The charity is one of the oldest charitable institutions in the country. The precise date of its foundation is uncertain although it is likely to have been founded in late Saxon times. The first clear references to its charitable role appear in the late 13th Century with the endowment by John Devenish of the Chapel in the Broadway attached to a hospital or hospice at St John’s House, which gave support to the old and infirm, needy travellers and the poor of Winchester.
The charity was known as St John’s Hospital following the dedication of its chapel to St John the Baptist. There may at one stage have been a second chapel. Considerable rebuilding took place in the early 15th Century and it is clear from medieval records that the hospital played an important role in the life of the city. There was a fraternity of St John to which local people of substance belonged, and the Mayor of Winchester was sworn in at the hospital chapel.

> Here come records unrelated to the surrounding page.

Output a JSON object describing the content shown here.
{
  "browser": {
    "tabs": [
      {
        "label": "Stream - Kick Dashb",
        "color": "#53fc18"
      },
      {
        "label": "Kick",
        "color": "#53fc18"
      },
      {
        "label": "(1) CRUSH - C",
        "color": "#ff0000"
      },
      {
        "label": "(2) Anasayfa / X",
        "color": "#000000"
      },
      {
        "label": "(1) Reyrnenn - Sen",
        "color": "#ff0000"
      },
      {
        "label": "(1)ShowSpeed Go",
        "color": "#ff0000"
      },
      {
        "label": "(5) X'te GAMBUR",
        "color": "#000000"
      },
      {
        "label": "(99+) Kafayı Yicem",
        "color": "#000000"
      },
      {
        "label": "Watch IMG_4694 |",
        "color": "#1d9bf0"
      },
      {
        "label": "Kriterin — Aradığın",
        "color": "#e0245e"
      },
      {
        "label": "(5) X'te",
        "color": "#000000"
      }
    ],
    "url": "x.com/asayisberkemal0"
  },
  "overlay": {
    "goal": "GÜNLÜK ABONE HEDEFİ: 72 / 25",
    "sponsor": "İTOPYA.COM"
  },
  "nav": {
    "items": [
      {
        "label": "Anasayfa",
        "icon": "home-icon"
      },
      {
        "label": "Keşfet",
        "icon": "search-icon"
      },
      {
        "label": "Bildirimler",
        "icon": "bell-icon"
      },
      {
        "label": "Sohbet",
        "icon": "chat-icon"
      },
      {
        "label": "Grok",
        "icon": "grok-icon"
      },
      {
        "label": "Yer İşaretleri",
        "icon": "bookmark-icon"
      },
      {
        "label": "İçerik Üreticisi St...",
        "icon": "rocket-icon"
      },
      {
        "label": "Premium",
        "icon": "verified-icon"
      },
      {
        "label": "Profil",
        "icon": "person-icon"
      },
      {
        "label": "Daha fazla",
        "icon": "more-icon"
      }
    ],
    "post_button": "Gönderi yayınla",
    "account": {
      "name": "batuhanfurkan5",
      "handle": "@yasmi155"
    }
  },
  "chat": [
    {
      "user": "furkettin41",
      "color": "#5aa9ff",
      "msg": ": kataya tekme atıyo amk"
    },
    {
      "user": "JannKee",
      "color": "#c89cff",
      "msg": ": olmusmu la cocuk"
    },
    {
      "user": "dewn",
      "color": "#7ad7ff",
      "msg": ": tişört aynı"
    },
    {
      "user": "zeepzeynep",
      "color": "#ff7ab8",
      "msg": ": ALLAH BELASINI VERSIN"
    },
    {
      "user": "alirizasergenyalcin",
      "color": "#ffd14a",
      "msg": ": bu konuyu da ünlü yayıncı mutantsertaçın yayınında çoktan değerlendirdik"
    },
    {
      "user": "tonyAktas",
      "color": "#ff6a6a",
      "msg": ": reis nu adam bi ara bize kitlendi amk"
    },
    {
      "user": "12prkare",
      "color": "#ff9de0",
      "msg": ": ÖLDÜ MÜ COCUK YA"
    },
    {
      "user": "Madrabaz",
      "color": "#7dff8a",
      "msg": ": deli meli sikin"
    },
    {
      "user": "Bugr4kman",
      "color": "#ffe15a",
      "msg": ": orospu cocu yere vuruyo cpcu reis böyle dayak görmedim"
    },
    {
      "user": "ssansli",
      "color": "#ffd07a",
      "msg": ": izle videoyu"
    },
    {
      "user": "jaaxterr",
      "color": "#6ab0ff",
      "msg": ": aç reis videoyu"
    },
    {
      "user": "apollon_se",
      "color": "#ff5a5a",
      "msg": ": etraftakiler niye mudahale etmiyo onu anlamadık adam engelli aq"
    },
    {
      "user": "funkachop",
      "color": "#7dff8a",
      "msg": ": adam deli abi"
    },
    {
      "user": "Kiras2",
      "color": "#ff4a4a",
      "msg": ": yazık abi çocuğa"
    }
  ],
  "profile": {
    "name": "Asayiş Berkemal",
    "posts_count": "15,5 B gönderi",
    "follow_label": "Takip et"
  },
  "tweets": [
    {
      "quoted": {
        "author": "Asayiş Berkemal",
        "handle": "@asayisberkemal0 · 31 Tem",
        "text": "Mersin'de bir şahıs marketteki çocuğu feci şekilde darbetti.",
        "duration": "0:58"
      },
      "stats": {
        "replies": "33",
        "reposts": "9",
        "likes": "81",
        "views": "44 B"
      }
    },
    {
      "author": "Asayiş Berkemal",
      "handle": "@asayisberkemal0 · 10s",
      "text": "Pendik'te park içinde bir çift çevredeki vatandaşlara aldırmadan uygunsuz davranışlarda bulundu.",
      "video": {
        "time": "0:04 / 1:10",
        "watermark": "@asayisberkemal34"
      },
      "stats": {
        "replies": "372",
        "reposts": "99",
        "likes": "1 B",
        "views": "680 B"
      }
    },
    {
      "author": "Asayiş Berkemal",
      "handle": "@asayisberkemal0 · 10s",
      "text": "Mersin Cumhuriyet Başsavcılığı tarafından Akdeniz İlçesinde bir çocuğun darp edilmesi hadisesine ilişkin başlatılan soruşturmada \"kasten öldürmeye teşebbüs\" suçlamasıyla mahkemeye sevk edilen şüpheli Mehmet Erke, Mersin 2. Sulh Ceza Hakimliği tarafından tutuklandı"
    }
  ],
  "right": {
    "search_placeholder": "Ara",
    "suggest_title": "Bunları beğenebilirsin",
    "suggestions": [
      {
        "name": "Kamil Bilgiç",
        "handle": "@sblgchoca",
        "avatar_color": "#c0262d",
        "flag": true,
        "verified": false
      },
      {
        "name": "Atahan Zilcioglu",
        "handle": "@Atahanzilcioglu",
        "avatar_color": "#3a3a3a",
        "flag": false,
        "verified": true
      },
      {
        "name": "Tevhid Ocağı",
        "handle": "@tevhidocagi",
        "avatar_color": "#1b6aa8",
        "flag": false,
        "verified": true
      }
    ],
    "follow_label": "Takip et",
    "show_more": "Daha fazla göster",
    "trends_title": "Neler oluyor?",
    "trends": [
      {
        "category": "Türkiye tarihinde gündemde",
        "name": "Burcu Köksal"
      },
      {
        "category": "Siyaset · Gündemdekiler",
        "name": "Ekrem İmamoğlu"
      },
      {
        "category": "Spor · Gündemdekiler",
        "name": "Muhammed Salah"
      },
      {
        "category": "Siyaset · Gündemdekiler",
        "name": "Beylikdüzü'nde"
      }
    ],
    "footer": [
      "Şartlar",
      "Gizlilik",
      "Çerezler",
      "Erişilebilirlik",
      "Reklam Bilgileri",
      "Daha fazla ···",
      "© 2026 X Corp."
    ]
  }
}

At the time of the Reformation, the hospital avoided suppression as a religious foundation because the legislation allowing Henry VIII to suppress the monasteries did not include foundations which could rightly be described as hospitals. The charity seems to have survived the Reformation because of a fresh endowment in the Will of Ralph Lamb in 1558. These funds were used to build the first almshouses behind St John’s House. Lamb’s portrait can be seen in our boardroom showing him dressed in ‘Spanish style’ for the marriage of Queen Mary to Philip of Spain. At this time, the hospital came under the control of the Mayor and City Corporation. This state of affairs was confirmed by Elizabeth I in her charter for the city in 1587.
During the next two centuries several further substantial legacies were left to the charity. The City Corporation, however, whilst maintaining the almshouses, increasingly used the assets of the charity for wider purposes. In 1811, a group of almshouse residents combined with the wardens of some local parishes to petition in Chancery against what was perceived to be maladministration by the City Corporation. The court finally found in their favour in 1829 and ordered the establishment of a charitable scheme, which, notwithstanding several subsequent variations, remains the basis for the organisation of the charity today.
Over the years several smaller charities have amalgamated with St John’s, most recently D. K. Murray’s Charity and Christes Hospital, the latter being part of the bequest of Peter Symonds. In 1984 the charity changed its name from St John’s Hospital and the Allied Charities to St John’s Winchester Charity. The modern charity derives much of its income from investment properties, a significant number of which formed part of past bequests.